The SEC's proposed rule would require broker-dealers to establish, document and maintain a system of risk management controls and supervisory procedures reasonably designed to manage the financial, regulatory and other risks related to its market access, including access on behalf of sponsored customers.

Broker-dealers would be required to:

· Create financial risk management controls reasonably designed to prevent the entry of orders that exceed appropriate pre-set credit or capital thresholds, or that appear to be erroneous.

· Create regulatory risk management controls reasonably designed to ensure compliance with all regulatory requirements applicable in connection with market access.

· Have financial and regulatory risk management controls applied automatically on a pre-trade basis before orders route to an exchange or ATS.

· Maintain risk management controls and supervisory procedures under the direct and exclusive control of the broker-dealer with market access.

· Establish, document and maintain a system for regularly reviewing the effectiveness of its risk management controls and for promptly addressing any issues.

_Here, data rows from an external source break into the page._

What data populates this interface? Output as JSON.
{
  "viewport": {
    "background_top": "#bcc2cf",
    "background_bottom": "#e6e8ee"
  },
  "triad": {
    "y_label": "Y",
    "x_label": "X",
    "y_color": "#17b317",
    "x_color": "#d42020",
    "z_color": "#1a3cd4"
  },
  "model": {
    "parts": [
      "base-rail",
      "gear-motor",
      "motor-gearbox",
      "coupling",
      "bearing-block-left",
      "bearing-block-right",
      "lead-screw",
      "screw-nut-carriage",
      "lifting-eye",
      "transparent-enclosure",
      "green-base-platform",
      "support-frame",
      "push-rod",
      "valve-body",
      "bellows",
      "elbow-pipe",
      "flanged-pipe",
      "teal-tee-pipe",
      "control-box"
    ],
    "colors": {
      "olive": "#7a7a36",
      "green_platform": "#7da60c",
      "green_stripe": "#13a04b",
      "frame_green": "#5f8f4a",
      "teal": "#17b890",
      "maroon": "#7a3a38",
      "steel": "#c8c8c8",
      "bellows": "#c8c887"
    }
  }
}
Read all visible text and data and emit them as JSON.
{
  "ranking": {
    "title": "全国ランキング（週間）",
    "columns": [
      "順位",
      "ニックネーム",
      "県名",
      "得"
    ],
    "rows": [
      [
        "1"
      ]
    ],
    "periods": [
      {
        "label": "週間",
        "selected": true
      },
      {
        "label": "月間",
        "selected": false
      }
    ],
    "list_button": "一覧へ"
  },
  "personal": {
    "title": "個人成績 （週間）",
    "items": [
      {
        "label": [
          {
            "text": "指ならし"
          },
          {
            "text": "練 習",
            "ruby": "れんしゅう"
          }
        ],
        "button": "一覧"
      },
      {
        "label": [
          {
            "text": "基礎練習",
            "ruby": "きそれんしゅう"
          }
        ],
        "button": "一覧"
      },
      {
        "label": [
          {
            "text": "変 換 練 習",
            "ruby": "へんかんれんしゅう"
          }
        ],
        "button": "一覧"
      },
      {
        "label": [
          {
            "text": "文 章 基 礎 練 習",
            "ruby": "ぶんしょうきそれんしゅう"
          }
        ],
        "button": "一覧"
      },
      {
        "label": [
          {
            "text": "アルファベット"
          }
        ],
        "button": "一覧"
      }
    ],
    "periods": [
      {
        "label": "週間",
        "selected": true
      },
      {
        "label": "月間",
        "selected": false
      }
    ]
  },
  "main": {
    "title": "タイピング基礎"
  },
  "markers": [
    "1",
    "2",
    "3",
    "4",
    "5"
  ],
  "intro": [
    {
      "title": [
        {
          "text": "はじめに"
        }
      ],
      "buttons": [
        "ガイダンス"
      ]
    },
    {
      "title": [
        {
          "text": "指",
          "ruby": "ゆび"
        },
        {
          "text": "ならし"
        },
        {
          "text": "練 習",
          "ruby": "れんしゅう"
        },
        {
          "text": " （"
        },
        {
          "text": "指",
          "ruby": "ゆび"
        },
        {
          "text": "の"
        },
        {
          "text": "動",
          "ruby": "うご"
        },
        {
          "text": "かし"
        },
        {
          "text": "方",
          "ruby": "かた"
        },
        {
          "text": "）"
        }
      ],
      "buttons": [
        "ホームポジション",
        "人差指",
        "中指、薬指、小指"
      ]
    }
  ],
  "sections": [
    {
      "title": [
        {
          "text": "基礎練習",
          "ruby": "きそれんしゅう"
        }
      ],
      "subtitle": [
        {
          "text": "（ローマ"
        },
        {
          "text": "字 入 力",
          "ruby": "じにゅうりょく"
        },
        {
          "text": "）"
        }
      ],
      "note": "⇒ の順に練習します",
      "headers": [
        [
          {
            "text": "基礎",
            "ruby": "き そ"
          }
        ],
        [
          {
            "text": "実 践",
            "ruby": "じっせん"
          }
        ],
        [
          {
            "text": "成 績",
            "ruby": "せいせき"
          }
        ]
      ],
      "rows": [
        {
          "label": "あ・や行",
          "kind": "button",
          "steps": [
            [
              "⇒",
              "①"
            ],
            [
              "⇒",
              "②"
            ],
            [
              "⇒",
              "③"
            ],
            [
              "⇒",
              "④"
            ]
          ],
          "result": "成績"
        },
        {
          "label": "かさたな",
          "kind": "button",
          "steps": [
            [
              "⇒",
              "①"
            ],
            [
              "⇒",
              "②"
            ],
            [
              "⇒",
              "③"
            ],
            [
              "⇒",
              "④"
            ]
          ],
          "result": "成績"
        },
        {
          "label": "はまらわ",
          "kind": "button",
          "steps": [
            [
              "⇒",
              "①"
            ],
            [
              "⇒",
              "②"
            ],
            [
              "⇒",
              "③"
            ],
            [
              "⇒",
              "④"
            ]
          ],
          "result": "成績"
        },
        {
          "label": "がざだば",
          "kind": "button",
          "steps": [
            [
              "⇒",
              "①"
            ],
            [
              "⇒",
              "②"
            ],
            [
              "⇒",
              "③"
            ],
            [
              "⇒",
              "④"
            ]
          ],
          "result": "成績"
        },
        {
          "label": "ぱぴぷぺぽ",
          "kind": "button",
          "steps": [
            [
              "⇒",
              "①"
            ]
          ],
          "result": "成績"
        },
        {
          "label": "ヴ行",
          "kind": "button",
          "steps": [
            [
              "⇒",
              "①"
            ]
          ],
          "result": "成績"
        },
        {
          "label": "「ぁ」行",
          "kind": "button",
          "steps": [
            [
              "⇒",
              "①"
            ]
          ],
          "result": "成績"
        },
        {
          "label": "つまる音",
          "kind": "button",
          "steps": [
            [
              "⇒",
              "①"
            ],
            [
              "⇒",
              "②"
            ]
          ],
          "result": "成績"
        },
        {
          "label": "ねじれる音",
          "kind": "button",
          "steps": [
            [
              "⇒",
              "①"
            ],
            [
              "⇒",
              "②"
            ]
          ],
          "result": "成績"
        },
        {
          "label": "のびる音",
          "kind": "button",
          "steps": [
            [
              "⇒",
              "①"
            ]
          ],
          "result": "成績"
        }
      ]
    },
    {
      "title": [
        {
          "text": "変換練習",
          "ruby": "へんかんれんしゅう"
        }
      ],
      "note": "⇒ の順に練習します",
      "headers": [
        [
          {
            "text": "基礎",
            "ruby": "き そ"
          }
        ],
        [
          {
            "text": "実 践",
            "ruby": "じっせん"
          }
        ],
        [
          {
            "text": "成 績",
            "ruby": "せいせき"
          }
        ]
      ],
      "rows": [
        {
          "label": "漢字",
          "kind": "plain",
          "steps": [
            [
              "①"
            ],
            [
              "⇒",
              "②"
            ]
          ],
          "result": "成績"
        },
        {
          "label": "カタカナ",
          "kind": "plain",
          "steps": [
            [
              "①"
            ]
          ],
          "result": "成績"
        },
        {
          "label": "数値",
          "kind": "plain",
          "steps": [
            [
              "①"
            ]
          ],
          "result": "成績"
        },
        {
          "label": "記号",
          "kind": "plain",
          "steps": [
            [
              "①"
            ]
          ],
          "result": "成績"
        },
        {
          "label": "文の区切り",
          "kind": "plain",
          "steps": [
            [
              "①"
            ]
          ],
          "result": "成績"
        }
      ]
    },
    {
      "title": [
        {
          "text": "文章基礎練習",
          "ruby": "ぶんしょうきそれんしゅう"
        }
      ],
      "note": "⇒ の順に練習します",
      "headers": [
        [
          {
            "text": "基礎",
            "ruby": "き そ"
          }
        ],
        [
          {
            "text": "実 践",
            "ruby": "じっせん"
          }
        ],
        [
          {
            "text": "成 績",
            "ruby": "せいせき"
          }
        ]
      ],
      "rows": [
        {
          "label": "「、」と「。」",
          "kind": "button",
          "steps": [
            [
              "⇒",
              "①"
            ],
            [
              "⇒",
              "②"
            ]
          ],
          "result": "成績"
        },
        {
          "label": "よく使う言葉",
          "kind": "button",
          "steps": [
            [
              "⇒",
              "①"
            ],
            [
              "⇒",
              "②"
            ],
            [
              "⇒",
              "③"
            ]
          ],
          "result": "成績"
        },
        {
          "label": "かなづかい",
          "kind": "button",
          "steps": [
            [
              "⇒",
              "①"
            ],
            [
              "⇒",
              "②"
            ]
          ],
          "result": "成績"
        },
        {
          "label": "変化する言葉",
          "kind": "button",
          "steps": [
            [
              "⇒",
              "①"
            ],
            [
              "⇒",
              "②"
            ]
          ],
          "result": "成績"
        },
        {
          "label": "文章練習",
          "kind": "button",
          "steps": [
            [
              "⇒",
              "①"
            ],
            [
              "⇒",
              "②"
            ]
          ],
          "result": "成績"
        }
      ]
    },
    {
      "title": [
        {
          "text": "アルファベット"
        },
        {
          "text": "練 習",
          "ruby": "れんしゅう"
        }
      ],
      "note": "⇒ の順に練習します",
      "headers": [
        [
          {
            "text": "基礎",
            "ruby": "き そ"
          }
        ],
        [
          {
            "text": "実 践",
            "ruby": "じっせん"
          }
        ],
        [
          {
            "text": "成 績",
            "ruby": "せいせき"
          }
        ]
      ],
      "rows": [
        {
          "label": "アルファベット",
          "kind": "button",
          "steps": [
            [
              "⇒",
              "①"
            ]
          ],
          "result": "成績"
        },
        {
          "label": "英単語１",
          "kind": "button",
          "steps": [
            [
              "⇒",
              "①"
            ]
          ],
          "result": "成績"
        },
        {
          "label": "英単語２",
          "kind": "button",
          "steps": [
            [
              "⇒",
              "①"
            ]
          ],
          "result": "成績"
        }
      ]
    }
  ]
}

The SEC also approved a new Nasdaq rule that requires broker-dealers offering sponsored access to Nasdaq to establish certain controls over the financial and regulatory risks of that activity. The proposed SEC rule would extend beyond the new Nasdaq rule in several respects. For example, the SEC's proposal would require the broker-dealer to automatically apply its controls on a pre-trade basis, and to retain exclusive control over those controls without delegation of this critical function to the customer or another third party. The SEC's proposal also would require broker-dealers to establish a supervisory system, including an annual CEO certification, to assure the ongoing effectiveness of its controls In addition, the SEC's proposed risk management controls would apply market-wide, whenever a broker-dealer directly accesses any exchange or ATS.

Click to access the proposal.


Exchange-Traded Funds (ETFs), Mutual Funds, Regulatory